FORT WAYNE, Indiana — Standing on scaffolding about 10 feet above the sanctuary floor, Laurence Manos works on the time-consuming process of applying gold leaf to the halo around a depiction of Jesus Christ hanging on the cross at crucifixion.
The scene is one of several Manos, a professional iconographer, is completing during the third phase of his work at Holy Trinity Greek Orthodox Church, 110 E. Wallen Road.
Manos, a New York City native of full Greek descent is one of only about five professional American iconographers working today.
The art form, known as Byzantine art, dates to the time of Jesus, but it began to flourish about 330 A.D., after Constantine the Great made Christianity the religion of his empire, said Manos, who now lives in Toms River township in New Jersey.
In the early church, iconography was used to communicate the Bible's gospels to people visually because many people couldn't read and very few books existed, said Nikos Nakos, a member of Holy Trinity's icon committee.
Originally an abstract painter, Manos has been painting icons since 1972.
"It was God's will for me to come back into the church," he said.
He began working in Greece after studying iconography at Orthodox monasteries there on Mount Athos. He returned to the United States in 1986, and since has worked at 35 to 40 churches around the country, including Orthodox Church cathedrals in Detroit, New Orleans and Cleveland.
"It's my oxygen," he said. "Without art and what it's all about — the meaning behind it — it is part of me."
Orthodox icons differ from images of Jesus and saints in other Christian churches, where the art often depicts them in a more realistic Renaissance style, Manos said. Orthodox icons are intentionally slightly abstract so the faithful can focus on the religious meaning of the art rather than be distracted by physical features of people portrayed in the art.
People venerate the subject an icon depicts, not the image itself, Manos said.
Manos typically creates and installs icons for churches in phases.
He started work at Holy Trinity about 15 years ago, Nakos said. The first phase of work included several important images and scenes on walls behind the altar.

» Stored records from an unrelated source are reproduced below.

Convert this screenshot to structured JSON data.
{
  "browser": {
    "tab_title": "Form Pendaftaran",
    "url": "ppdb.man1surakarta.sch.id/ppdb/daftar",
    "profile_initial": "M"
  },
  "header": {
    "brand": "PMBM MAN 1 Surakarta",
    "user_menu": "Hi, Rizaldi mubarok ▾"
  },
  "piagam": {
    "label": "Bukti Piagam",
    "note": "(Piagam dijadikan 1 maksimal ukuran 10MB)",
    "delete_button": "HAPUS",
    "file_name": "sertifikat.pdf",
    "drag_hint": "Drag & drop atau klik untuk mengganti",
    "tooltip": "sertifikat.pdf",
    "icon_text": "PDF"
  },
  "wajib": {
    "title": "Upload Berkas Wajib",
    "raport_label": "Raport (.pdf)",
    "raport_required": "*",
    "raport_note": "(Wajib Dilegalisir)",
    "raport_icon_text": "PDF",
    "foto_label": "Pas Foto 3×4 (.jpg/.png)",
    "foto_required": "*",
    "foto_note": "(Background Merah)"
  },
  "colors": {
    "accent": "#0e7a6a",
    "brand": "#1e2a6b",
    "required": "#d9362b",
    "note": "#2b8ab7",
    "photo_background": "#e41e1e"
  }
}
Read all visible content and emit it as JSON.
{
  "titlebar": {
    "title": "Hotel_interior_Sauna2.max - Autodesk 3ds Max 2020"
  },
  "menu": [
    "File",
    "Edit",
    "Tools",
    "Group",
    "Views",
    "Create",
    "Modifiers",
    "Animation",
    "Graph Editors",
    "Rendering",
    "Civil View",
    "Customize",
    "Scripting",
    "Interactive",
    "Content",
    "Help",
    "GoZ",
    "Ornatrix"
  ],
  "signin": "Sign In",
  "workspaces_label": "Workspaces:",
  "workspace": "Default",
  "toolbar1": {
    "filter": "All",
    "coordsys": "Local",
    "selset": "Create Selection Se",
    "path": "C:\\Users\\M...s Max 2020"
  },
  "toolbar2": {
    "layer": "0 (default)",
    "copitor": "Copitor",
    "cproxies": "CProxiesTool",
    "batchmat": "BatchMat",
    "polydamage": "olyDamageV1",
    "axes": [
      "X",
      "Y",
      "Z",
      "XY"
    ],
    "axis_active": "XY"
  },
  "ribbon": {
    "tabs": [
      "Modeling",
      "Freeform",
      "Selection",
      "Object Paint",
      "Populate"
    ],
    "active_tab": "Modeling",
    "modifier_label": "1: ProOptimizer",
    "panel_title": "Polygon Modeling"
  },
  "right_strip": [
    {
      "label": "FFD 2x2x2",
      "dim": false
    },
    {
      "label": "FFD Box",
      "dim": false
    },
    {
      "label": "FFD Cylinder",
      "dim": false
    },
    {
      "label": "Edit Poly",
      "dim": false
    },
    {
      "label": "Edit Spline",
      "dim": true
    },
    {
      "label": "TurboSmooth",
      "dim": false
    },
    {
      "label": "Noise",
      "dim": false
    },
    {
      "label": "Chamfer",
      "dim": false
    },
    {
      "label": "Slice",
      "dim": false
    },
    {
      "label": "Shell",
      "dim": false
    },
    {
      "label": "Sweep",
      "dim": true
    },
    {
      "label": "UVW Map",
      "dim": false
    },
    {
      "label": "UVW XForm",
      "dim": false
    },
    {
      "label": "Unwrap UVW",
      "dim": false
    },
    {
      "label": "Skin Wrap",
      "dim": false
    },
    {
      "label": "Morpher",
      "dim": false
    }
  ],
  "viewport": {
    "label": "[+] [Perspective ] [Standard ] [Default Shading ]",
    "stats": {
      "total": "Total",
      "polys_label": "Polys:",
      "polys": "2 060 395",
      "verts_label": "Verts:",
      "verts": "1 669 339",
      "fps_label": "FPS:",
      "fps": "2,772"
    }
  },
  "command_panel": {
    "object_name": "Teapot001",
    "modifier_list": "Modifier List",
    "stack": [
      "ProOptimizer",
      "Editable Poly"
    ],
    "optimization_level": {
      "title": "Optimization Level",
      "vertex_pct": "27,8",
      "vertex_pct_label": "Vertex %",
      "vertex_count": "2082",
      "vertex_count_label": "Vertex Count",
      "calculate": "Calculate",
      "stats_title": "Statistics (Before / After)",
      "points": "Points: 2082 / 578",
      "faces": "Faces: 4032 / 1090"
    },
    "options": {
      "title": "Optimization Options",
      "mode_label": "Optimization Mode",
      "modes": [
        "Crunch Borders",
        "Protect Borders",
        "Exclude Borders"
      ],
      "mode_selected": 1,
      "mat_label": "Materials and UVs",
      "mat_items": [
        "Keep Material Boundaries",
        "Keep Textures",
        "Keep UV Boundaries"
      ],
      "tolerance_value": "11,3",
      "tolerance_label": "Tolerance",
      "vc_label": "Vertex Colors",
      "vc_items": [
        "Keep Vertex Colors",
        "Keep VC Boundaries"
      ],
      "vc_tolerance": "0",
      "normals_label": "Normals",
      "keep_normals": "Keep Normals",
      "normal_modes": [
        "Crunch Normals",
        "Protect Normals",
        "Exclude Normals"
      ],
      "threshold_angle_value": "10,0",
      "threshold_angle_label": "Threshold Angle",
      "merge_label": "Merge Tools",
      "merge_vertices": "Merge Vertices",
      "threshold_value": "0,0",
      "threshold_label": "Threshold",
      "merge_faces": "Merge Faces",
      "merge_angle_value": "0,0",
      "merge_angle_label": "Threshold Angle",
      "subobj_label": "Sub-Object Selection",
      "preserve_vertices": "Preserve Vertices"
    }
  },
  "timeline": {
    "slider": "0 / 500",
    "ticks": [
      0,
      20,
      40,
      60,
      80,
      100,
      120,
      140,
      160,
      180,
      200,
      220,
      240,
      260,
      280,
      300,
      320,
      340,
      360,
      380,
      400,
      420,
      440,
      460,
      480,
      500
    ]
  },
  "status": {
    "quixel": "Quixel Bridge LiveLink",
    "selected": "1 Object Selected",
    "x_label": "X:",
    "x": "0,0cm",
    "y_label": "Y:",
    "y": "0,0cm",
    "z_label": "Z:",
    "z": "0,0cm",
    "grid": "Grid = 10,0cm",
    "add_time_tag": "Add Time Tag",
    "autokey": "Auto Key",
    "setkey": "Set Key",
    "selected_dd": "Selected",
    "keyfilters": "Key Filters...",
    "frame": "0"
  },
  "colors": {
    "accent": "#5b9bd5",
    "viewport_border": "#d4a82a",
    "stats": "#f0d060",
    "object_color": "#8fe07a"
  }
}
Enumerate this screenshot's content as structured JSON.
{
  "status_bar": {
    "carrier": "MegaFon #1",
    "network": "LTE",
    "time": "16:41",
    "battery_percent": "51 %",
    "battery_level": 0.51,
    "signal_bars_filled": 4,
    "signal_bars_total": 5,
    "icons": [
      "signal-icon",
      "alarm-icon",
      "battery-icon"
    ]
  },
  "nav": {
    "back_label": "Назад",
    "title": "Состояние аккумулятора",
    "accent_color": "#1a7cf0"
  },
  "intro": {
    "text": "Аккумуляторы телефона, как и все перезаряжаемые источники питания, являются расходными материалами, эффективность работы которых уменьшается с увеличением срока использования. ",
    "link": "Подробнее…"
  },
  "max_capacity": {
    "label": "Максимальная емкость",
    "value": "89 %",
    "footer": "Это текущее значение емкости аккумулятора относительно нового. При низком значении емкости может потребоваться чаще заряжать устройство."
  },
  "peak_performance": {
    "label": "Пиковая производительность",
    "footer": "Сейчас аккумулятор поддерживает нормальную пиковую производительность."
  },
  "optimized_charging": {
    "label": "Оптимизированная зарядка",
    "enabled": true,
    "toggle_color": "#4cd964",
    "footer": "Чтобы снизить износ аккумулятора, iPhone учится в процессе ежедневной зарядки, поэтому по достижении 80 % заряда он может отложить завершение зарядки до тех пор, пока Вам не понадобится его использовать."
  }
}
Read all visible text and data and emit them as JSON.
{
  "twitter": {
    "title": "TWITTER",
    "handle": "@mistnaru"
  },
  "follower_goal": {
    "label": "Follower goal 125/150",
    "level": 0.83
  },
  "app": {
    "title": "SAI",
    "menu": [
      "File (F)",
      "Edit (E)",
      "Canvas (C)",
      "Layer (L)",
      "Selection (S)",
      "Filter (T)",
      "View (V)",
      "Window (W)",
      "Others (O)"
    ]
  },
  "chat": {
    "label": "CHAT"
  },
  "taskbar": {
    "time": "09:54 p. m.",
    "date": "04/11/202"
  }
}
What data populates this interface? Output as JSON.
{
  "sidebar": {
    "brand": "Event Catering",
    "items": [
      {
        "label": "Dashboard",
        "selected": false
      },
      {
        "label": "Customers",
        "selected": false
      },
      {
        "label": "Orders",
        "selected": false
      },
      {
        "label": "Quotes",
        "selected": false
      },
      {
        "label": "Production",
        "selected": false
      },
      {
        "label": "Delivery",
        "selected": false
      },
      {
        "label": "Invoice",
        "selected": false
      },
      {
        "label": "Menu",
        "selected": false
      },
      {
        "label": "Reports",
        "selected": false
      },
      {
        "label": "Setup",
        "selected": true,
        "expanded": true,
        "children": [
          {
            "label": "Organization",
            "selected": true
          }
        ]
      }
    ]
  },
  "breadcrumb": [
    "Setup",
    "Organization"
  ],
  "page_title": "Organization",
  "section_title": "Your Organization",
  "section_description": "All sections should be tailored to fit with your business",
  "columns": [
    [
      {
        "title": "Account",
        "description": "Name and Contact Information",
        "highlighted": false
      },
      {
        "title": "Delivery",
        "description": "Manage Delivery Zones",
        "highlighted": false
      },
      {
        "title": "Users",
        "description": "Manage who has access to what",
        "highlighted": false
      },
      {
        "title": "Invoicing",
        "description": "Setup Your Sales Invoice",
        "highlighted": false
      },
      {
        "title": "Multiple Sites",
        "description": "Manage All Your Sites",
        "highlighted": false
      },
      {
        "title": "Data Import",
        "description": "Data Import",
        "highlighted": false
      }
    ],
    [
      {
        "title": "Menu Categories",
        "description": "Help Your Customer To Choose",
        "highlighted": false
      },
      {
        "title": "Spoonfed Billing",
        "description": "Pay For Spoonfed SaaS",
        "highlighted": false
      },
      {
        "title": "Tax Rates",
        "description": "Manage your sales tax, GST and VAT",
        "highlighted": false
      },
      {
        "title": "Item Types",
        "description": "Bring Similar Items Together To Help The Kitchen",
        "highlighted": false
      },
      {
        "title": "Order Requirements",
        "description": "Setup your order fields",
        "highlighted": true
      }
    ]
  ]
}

The second phase completed nine years ago involved the dome in the roof of the sanctuary, Nakos said. The current phase will complete all of the iconography in the altar area and on the walls beside it.
Manos started the current work in mid-November and hopes to complete it by Dec. 19, Nakos said. All three phases of iconography work have been funded through donations from congregation members.
After working out icon designs with Holy Trinity's icon committee and obtaining approval for those designs from the metropolitan, or regional church leader, in Detroit, Manos begins his work.
He typically sketches out people on canvas and paints them, either in his studio in New Jersey or on site, such as in the children's classroom he currently uses as a work space at Holy Trinity, he said. He normally paints buildings and other background images directly on the church's walls and then glues the canvas to the wall and finishes and seals the art.
In the future, Holy Trinity members hope to bring Manos back for a fourth phase of iconography, which would put art on the side walls of the church, Nakos said.
The art will feature four large scenes from Jesus' life — his birth, baptism, meeting with a group of children and ascension to heaven — plus icons of individual saints.